peej about Gran Turismo 5
After recently announcing a 90% drop in PC sales and blaming it all on evil piwates, it seems Ubisoft have finally seen some sense and relaxed the DRM on another of their titles, as they did with last year's Assassins Creed: Brotherhood. Up for the freedom treatment this time is in-depth submarine simulator Silent Hunter 5,
This has already occurred once before for SH5, with the initial 'always online' requirement of Ubi's hugely unpopular DRM being reduced to requiring an internet connection each time you start the game, with no further connection required during play. If the Ubisoft servers went down, however, players were unable to start the game.
Eagle eyed forumites* at sub enthusiast website subsim.com yersterday noticed the 'Ubi Launcher' software for Silent Hunter 5 now has the 'offline mode' option in the launcher settings. Once activated (along with disabling the online saves option), an internet connection is no longer required to start the game.
Fellow Ubisoft product Settlers 7, which also uses the Ubi Launcher, has no offline mode at the time of writing, so it's not clear if this will propagate through other Ubi games that use the DRM. Still, it's nice to see Silent Hunter finally freed of it's online shackles, and while you'll still need to be online the first time you install the game, I think most of us would agree this is far less frustrating than finding you can't play your game when the server decides to take a nap (an ever increasing occurrence of late, at least for SH5).
Let's hope this is another step towards a DRM solution from Ubi that doesn't outrage the entire PC gaming population.
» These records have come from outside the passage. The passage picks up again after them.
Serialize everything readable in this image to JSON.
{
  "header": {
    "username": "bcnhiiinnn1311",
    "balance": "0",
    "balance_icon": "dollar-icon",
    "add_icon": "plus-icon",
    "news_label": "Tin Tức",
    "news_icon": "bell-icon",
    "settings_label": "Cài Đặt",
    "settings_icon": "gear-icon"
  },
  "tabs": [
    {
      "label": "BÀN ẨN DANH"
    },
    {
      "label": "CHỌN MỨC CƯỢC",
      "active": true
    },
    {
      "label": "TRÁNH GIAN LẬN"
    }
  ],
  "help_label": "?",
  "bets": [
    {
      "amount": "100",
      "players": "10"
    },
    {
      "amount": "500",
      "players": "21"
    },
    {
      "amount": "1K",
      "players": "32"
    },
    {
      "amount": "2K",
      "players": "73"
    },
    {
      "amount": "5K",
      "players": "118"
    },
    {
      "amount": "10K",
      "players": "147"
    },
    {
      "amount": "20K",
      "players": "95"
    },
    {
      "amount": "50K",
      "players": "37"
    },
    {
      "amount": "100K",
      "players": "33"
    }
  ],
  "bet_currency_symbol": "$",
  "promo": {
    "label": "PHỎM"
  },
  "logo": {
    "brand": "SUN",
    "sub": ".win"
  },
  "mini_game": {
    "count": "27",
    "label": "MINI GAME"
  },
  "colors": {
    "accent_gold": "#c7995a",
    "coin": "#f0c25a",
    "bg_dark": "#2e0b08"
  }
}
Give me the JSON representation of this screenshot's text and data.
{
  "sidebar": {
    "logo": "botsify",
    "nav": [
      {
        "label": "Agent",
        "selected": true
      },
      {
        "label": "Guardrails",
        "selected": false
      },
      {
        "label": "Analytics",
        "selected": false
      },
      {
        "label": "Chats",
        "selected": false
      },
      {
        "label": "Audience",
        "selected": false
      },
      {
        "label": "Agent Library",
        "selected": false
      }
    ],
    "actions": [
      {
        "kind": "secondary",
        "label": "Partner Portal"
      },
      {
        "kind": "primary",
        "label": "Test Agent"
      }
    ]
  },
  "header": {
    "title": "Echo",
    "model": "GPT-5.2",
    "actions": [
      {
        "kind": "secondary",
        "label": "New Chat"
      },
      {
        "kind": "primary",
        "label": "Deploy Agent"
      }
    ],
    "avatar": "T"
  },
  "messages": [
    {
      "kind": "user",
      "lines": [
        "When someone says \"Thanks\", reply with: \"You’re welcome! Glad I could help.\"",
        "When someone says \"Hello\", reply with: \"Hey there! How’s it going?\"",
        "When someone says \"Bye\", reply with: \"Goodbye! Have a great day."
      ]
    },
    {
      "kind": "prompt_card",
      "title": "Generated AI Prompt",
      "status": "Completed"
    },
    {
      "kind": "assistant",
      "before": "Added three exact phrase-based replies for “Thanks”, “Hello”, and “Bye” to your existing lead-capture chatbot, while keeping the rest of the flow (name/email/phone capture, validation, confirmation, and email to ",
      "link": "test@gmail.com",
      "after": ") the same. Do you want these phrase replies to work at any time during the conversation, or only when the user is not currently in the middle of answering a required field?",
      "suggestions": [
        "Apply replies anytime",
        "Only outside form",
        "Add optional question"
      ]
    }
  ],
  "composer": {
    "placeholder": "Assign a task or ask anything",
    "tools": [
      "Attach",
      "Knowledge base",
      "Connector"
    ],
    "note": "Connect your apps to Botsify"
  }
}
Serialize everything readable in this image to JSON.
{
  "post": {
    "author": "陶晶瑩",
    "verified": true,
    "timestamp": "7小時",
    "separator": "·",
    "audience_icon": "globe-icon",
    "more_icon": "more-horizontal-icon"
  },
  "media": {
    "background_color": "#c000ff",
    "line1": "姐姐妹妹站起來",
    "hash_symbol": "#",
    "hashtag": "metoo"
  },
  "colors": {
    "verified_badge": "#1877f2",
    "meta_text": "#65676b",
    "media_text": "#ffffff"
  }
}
Help us Ubi-wan, you're our only hope.
*thanks to lanziqi for the tip.